Many small and medium businesses in Australia are at risk of underinsurance, with some so complacent that they have no plan if something bad happens, new data has revealed.
Only 43 percent of small businesses surveyed said they believed they were fully covered from insurable business risks, but 34 percent indicated they had no plan, according to the Vero SME Insurance Index 2022.
Others had not even thought about what might happen or chose to cross that bridge when required.
Jane Mason, from online business insurance service BizCover, said despite many businesses being aware of their underinsurance, price concerns seemed to be a major factor.
“What’s worrying is that the dangers of underinsurance can leave the insured in a worse situation if underinsured or not insured at all,” she said.

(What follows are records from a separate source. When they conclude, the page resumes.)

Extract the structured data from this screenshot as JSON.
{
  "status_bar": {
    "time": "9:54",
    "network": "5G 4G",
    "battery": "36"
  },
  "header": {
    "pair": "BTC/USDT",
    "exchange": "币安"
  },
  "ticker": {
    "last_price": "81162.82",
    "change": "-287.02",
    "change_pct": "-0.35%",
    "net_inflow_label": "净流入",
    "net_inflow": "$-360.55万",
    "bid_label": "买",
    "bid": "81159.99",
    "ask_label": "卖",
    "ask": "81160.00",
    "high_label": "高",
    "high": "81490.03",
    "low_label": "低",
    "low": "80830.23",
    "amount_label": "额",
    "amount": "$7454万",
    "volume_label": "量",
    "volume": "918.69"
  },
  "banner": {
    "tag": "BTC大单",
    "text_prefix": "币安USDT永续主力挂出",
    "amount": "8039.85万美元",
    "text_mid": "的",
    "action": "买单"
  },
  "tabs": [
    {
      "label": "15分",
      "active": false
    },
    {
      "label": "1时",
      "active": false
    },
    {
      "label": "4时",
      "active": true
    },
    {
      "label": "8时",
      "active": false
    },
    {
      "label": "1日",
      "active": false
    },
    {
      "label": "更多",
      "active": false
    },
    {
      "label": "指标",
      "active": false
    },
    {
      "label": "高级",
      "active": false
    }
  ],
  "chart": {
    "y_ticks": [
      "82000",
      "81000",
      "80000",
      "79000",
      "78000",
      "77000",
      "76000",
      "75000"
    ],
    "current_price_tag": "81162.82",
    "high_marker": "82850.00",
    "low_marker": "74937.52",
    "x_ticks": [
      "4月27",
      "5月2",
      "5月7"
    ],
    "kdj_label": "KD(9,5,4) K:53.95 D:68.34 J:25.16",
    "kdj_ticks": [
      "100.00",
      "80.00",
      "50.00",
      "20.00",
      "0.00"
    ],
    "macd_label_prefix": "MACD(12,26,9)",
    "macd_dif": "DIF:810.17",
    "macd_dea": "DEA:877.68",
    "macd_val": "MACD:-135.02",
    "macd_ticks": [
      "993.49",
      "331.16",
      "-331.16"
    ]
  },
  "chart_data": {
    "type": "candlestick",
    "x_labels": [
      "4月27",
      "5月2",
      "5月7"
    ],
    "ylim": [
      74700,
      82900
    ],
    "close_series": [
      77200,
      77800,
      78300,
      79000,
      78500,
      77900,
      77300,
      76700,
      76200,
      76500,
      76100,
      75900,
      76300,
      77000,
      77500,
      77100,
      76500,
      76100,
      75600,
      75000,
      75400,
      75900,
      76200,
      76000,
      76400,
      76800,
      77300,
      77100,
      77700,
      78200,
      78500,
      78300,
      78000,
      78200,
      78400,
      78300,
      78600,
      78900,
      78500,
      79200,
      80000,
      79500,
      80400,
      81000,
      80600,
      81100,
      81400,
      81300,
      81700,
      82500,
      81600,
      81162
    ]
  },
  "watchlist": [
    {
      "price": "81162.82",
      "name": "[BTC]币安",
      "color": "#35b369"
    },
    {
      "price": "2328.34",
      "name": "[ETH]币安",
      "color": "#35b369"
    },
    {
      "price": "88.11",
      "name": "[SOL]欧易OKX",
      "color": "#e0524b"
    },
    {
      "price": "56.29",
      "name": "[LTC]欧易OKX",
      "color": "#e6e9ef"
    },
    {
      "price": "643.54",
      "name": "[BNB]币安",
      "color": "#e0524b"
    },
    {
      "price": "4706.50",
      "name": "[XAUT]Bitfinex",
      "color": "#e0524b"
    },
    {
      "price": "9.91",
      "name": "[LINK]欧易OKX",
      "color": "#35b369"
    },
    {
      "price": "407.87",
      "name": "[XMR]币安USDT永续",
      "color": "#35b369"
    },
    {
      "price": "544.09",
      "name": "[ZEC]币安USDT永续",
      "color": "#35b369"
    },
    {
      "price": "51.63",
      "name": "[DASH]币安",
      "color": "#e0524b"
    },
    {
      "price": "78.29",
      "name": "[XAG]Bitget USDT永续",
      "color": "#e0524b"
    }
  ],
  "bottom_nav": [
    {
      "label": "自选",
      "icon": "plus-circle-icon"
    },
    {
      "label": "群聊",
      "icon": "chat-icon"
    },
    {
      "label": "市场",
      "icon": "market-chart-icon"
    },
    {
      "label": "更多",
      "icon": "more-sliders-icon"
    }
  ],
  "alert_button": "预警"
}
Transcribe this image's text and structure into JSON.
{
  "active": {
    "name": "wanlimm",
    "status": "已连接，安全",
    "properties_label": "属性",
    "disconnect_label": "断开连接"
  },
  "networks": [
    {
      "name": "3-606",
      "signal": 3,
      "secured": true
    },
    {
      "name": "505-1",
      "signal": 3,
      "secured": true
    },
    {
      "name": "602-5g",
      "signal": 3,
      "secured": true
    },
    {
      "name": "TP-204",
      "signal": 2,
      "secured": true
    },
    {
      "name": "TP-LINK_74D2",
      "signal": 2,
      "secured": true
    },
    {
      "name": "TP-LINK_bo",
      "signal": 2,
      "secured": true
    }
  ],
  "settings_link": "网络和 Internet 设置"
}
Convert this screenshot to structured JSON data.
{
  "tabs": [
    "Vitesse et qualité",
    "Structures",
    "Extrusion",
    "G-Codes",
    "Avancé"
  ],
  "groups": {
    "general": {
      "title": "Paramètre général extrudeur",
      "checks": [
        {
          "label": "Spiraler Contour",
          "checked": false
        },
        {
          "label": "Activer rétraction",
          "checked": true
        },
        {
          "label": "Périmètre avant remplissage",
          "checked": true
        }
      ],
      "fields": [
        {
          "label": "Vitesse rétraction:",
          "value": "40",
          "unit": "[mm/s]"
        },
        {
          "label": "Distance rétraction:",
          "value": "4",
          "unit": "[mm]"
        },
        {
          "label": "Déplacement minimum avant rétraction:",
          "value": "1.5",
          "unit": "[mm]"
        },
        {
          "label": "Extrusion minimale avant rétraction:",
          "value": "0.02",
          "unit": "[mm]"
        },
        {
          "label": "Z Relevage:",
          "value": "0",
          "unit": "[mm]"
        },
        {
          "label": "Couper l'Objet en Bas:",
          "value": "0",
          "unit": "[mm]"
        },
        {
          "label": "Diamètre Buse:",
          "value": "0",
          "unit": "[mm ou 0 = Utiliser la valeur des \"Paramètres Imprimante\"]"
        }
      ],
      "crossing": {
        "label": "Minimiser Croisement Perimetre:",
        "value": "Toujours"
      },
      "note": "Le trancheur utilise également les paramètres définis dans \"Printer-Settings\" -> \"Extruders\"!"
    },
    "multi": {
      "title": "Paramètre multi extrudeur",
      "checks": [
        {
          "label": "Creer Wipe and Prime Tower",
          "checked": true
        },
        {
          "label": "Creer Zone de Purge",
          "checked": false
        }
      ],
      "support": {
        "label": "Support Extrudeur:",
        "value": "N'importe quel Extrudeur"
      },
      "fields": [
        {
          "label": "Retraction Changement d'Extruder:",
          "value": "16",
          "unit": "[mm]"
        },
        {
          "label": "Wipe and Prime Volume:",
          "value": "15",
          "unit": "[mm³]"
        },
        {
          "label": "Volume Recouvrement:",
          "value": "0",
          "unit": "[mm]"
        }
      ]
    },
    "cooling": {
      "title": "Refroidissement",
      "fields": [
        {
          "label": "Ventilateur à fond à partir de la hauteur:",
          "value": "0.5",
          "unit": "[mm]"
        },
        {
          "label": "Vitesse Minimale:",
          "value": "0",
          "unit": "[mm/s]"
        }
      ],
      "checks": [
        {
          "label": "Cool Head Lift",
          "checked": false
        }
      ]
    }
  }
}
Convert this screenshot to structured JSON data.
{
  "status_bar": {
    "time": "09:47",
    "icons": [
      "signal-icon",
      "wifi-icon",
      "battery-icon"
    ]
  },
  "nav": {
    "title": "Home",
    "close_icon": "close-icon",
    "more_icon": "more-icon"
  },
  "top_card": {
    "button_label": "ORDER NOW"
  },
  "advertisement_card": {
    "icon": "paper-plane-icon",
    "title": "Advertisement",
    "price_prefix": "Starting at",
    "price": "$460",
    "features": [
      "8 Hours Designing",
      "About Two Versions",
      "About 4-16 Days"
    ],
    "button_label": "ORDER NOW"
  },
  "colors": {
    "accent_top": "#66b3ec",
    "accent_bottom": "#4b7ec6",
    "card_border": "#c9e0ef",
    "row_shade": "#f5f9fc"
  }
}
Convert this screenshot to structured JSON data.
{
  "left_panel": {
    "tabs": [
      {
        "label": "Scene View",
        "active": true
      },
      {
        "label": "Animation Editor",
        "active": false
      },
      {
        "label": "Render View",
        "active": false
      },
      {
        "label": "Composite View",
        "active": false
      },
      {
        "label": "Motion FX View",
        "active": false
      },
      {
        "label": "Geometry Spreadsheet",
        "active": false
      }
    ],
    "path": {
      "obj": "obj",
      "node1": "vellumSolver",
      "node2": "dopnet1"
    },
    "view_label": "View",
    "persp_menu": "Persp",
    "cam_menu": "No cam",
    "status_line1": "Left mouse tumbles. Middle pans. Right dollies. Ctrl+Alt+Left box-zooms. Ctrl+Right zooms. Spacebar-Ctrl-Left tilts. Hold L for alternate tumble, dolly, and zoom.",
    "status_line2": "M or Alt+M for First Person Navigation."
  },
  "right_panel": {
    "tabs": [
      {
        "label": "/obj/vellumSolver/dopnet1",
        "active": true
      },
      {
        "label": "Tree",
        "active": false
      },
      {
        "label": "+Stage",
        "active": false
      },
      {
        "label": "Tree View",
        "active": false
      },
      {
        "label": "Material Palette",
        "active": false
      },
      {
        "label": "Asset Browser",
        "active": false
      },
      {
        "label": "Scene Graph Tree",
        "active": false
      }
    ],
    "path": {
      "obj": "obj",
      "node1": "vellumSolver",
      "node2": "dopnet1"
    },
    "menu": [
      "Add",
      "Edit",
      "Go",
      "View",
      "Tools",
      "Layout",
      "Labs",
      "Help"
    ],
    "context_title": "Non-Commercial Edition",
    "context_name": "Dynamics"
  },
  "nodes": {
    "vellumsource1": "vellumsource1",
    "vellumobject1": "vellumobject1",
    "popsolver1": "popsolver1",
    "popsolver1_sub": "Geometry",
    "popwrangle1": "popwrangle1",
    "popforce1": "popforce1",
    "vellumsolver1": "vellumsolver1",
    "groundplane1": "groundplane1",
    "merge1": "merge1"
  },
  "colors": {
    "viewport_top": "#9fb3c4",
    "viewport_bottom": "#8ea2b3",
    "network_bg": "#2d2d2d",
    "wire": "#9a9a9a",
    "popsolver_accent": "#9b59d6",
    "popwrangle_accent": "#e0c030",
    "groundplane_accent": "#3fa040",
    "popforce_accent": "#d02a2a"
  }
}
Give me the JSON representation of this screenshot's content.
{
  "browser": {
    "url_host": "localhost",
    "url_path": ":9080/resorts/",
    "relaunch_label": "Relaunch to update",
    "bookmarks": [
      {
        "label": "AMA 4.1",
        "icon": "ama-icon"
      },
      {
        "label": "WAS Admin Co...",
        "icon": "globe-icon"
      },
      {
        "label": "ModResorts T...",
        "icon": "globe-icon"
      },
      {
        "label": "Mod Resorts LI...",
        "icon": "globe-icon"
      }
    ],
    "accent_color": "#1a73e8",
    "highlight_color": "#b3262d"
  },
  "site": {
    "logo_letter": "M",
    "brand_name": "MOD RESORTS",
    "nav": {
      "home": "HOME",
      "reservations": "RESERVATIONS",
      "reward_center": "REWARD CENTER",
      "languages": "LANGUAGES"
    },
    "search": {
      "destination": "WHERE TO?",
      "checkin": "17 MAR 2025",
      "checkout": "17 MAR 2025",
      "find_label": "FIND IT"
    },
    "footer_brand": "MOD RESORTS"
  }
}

Ms Mason said conditions were set for an underinsurance crisis, noting Australian businesses had already had to endure floods, bushfires, the Covid-19 pandemic and cost of living pressures in recent years.
She said revenue was being hit hard, so many businesses were looking for ways to save cash.
“It’s tough out there and unfortunately, some businesses put their insurance on the chopping block,” she said.
“But what this also says is that the businesses who are more likely to be hit by underinsurance are already struggling.”
Rising inflation and supply chain disruptions are further pushing up the claims costs for insurance companies, which results in higher premiums.
“What was adequate cover a year ago may not be adequate cover now because of the rising cost of materials,” Ms Mason said.
Another pitfall with underinsurance is that an insurer will not necessarily cover the full cost of damages.
“If you purchase below what your business’ true value is, you could become responsible for the share of the loss and not receive full payment for your claim,” Ms Mason said.
It’s important to insure your business for an amount that is sufficient to cover not only the tangible assets, but the cost of repairs and any other variables that might leave you out of pocket.
“After that, consider jumping online to compare quotes so you could then decide whether the price of the cover justifies the protection.”
Meanwhile, separate research by parcel delivery company Couriers Please has revealed almost nine in 10 retailers are prepared for more inflation, higher interest rates and lower consumer spending.
A survey of 202 business owners or decision-makers found that in the past two years, 36 percent of respondents had boosted their investment in e-commerce and marketing, while 35 percent had given their workforce flexibility and 32 percent had expanded their product. range.
A further 29 percent had switched or renegotiated supplier contracts, while 23 percent had introduced more efficient technologies.
Only four percent indicated their business had been too negatively impacted to make changes.
More than half of the retailers surveyed said they expected profits to be squeezed, while 50 percent said they would experience lower revenue due to less consumer spending, and 41 percent will struggle to maintain reasonable prices.
CP chief executive Richard Thame said it appeared the economic climate would have the greatest impact on a company’s bottom line, with revenue expected to take a big hit.
“With the CPI currently at 5.1 percent — and an increase on the horizon — as well as interest rates continuing to climb, retail and logistics businesses will look for efficiencies across operations and other business areas to buffer these impacts,” he said.